For our final post in our entry door series, we’ll tackle what many homeowners would say is the most important factor that drives any home improvement project: cost. It’s important that when you begin looking for your new entry door, you have an idea of your budget and a realistic view of what options that budget will get you. So, let’s take a look at the factors which will drive the price of your new entry door.

Entry Door Pricing Basics

You can expect to encounter a wide range of prices based on the features you’ll choose for your entry door, but in general, wood doors will be the most costly, both up front and through the life of the door (see our post from last week to get an idea of the maintenance you can expect for each type of door). A steel door, on the other hand, is the most inexpensive option. Fiberglass doors vary in price, but are generally less expensive than wood doors and a bit more costly than steel.

In terms of total cost, you should expect to pay at least $1500 for a basic complete install of a new door. But Garret Kelly, writing for Angie’s List, notes that entry door installs can average closer to $2000-$5000, depending on the materials and features you select.
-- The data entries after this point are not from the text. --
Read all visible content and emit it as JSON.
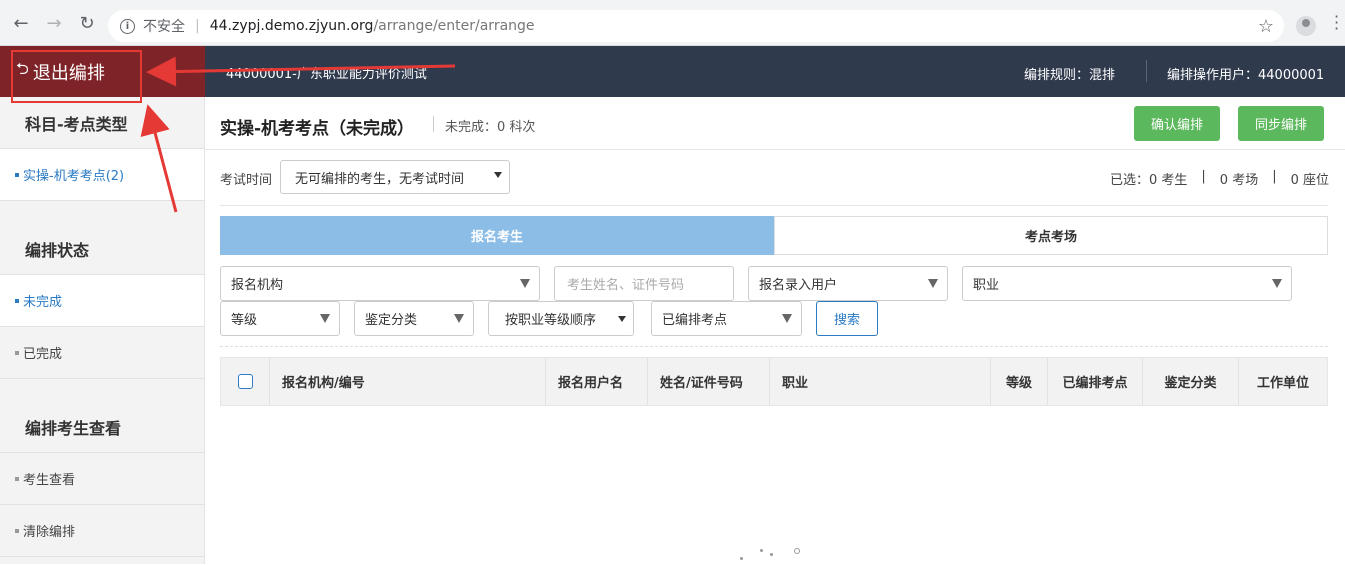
{
  "browser": {
    "back_icon": "←",
    "forward_icon": "→",
    "reload_icon": "↻",
    "security_label": "不安全",
    "url_host": "44.zypj.demo.zjyun.org",
    "url_path": "/arrange/enter/arrange",
    "bookmark_icon": "☆"
  },
  "header": {
    "exit_label": "退出编排",
    "exit_icon": "⮌",
    "exam_title": "44000001-广东职业能力评价测试",
    "rule_label": "编排规则：混排",
    "user_label": "编排操作用户：44000001",
    "header_bg": "#2f3a4d",
    "exit_bg": "#7e2428"
  },
  "sidebar": {
    "subject_heading": "科目-考点类型",
    "subject_items": [
      {
        "label": "实操-机考考点(2)",
        "active": true
      }
    ],
    "status_heading": "编排状态",
    "status_items": [
      {
        "label": "未完成",
        "active": true
      },
      {
        "label": "已完成",
        "active": false
      }
    ],
    "view_heading": "编排考生查看",
    "view_items": [
      {
        "label": "考生查看"
      },
      {
        "label": "清除编排"
      }
    ]
  },
  "main": {
    "title": "实操-机考考点（未完成）",
    "progress": "未完成：0 科次",
    "confirm_button": "确认编排",
    "sync_button": "同步编排",
    "exam_time_label": "考试时间",
    "exam_time_value": "无可编排的考生，无考试时间",
    "selected_students": "已选：0 考生",
    "stat_sep": "|",
    "selected_rooms": "0 考场",
    "selected_seats": "0 座位",
    "tabs": [
      {
        "label": "报名考生",
        "active": true
      },
      {
        "label": "考点考场",
        "active": false
      }
    ],
    "filters": {
      "org": "报名机构",
      "name_placeholder": "考生姓名、证件号码",
      "entry_user": "报名录入用户",
      "occupation": "职业",
      "level": "等级",
      "category": "鉴定分类",
      "order": "按职业等级顺序",
      "arranged": "已编排考点",
      "search": "搜索"
    },
    "table_headers": [
      "报名机构/编号",
      "报名用户名",
      "姓名/证件号码",
      "职业",
      "等级",
      "已编排考点",
      "鉴定分类",
      "工作单位"
    ],
    "accent": "#2a7ac4",
    "green": "#5cb85c",
    "tab_active_bg": "#8bbde6"
  }
}
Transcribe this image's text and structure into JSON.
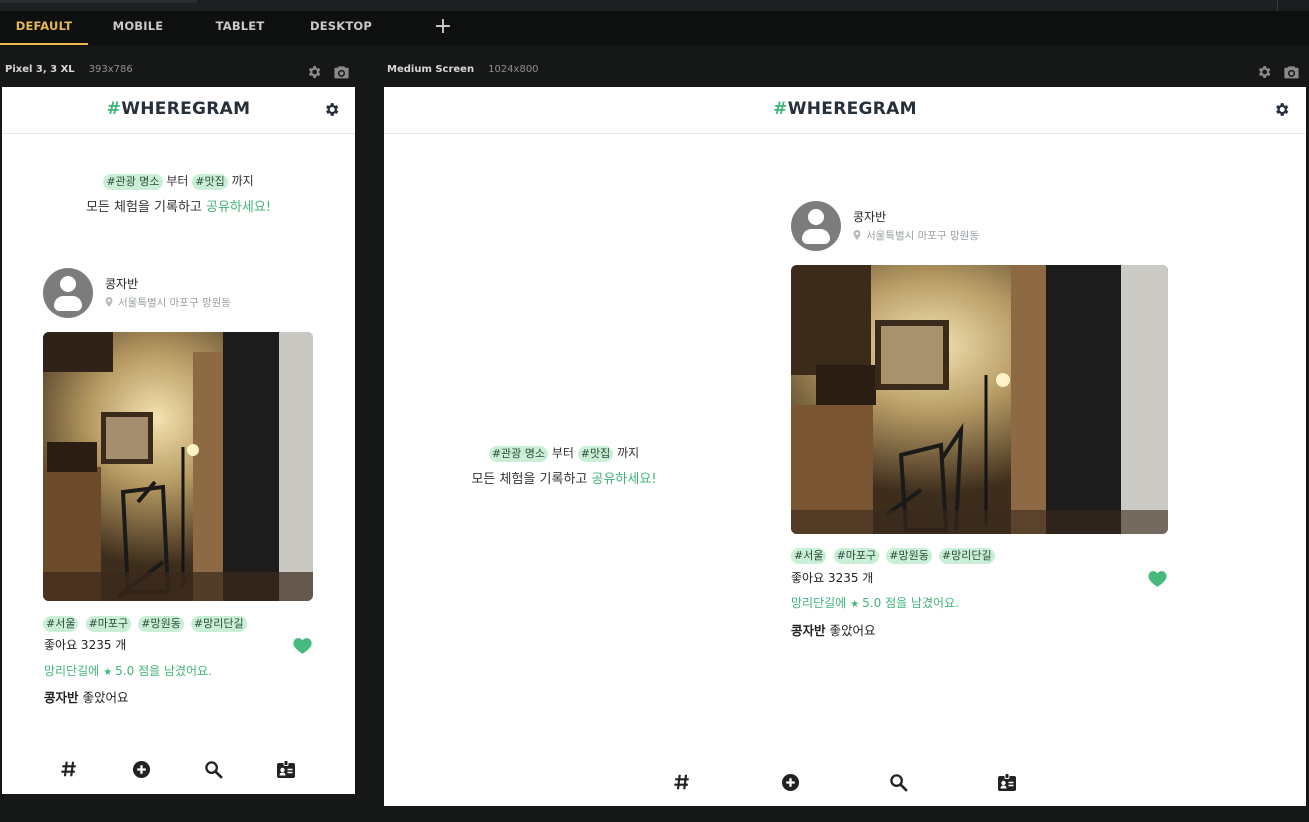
{
  "tabs": [
    {
      "label": "DEFAULT",
      "active": true
    },
    {
      "label": "MOBILE",
      "active": false
    },
    {
      "label": "TABLET",
      "active": false
    },
    {
      "label": "DESKTOP",
      "active": false
    }
  ],
  "add_tab_icon": "plus-icon",
  "devices": {
    "mobile": {
      "name": "Pixel 3, 3 XL",
      "dims": "393x786"
    },
    "desktop": {
      "name": "Medium Screen",
      "dims": "1024x800"
    }
  },
  "app": {
    "logo_hash": "#",
    "logo_text": "WHEREGRAM",
    "accent_color": "#3fb57a",
    "settings_icon": "gear-icon"
  },
  "hero": {
    "tag1": "#관광 명소",
    "from": "부터",
    "tag2": "#맛집",
    "until": "까지",
    "line2_a": "모든",
    "line2_b": "체험을 기록하고",
    "line2_c": "공유하세요!"
  },
  "post": {
    "author": "콩자반",
    "location": "서울특별시 마포구 망원동",
    "photo_alt": "cafe interior with chairs and lamp",
    "tags": [
      "#서울",
      "#마포구",
      "#망원동",
      "#망리단길"
    ],
    "likes_text": "좋아요 3235 개",
    "review_place": "망리단길에",
    "review_score": "5.0 점을 남겼어요.",
    "liked_name": "콩자반",
    "liked_suffix": "좋았어요"
  },
  "bottom_nav": [
    {
      "name": "hashtag-icon"
    },
    {
      "name": "add-circle-icon"
    },
    {
      "name": "search-icon"
    },
    {
      "name": "profile-card-icon"
    }
  ]
}
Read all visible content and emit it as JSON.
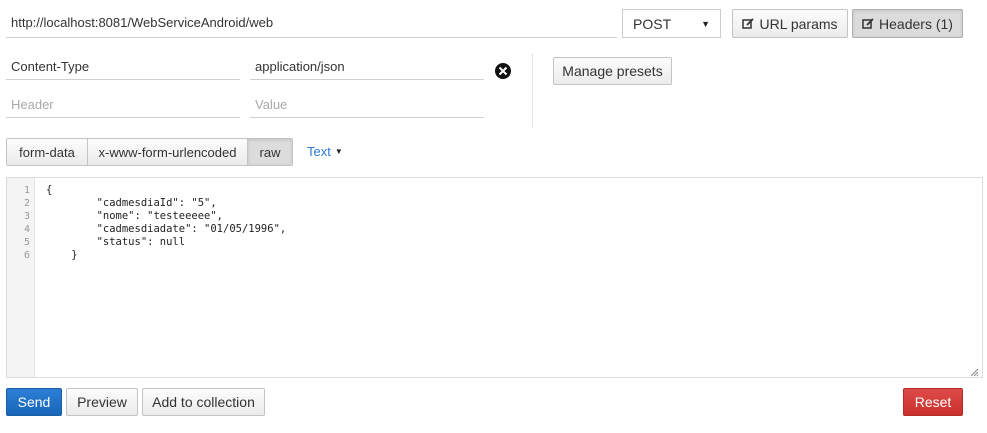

Entry Door Features

The features you choose will play a large role in the cost of your new entry door, but one feature, in particular, will drive up expenses much more quickly than others: glass. The addition of glass inserts on the door itself or sidelights or transoms around your door will certainly add beauty and style, but they will add to the price, too. As the folks over at HomeAdvancement.com note, “Due to the range of options available to homeowners, prices range from as low as $1000 to as high as $10,000 depending on the complexity of glass and the different materials used.”

Because glass inserts introduce a potential for your door’s safety to be compromised, companies often offer double- or triple-paned glass. This will increase costs. Additionally, remember that glass inserts can interfere with your door’s energy efficiency, creating a smaller but still significant energy cost over the life of your door.

Entry Door with glass insert, sidelights, and transoms

Entry Door with glass insert, sidelights, and transoms

Entry Door Warranties

When estimating the cost of your new entry door, think beyond the initial cost of the door and installation. While maintenance costs can add up, so can the cost to you as a homeowner if you choose a door with a shorter warranty. We’ve reviewed many of the advantages and drawbacks of different entry door options; warranties are another consideration to add to the list.

As we touched on last week, wood doors are going to carry the shortest warranties. All of the potential for warping, shifting, swelling, and fading added to wood doors’ inherent susceptibility to the elements means that these doors will be out of warranty more quickly than other options.

Fiberglass and steel doors carry longer warranties–some even extend to cover the years you live in the home in addition to the home’s next owner, as well. Be absolutely sure to review the warranties offered by the companies you’re considering, and factor this into your calculations regarding the long-term cost of your door.